    The good news for Uptown is that people want to live here. The bad news is that if the market doesn't continue to grow supply and demand continues to go up, it's only a matter of time until rental rates start to push people out.

    Uptown's most affordable units now tend to be dumpy buildings or the older 1950s-1970s apartment buildings in the interior of the neighborhoods. Had Uptown continued to grow more steadily in the 1980s and 1990s, some of the supply/demand issues may not have been as significant.

    Great post.

  2. What I find infuruiating is seeing new construction with 2 units full, having displaced working class people and the artists that supposedly everyone wants to be around.

    Rather than going rental, which would actually make some sense, the developer sits on the "loss."

    How is this good for anyone?

  3. MnDesign, Do you think that the developer really wants to sit around with two units sold?
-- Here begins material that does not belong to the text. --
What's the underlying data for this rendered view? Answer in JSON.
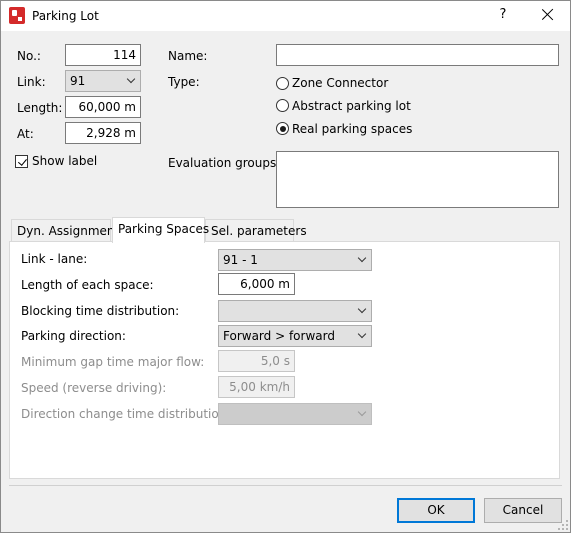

They can only sell them for so low, as their lender also has a say in how low they release them for. In addition, if you're one of the people who bought one of the units and all of a sudden the developer sells the units for well below what you bought your for, you'll be absolutely pissed. Your investment will be undermined.

    Luckily in Uptown, there really are very few projects that haven't sold well (of the new construction projects at least). Lumen sold all but 3 of its 44 units. I believe Edgewater sold all but 2 of its units, and Midtown Lofts sold out a long while ago. Track 29 still has a number of Townhomes left.

    And I agree, most Uptowners don't want displaced working class people and artists. But how do you legally keep them around? Places like Uptown are popular and there is a huge demand for housing. Rental property is an investment to its owner and they have rights to redevelop their land.

    As I mentioned in my previous post, I think Uptown would have more development in the 1980s and 1990s, we would have had more supply of housing and that housing stock would have been cheaper now than that of the new apartment buildings (Blue, Lake Calhoun City Apartments, etc) because of their age. Uptown needs to continue to grow so that there are continuing opportunities for housing. As those new units age, their prices will be relatively less than either what is new or has been renovated and brought on the market.

    A friend of mine manages an apartment building in Uptown. It's a beautiful (from the outside) brick building from the 1920s. They're putting in new kitchens and new windows because the units were in sort of cruddy condition. Rents now on those updated units are $300 more a month. But they also dropped a hefty penny on updating the units. They are no longer in the reasonable-to-a-college-student-or-artist category. But they aren't insane either.

    So I don't know how you keep around those who need more affordable housing, but it probably involves building more housing and figuring out creative solutions in the short term. That's my opinion at least.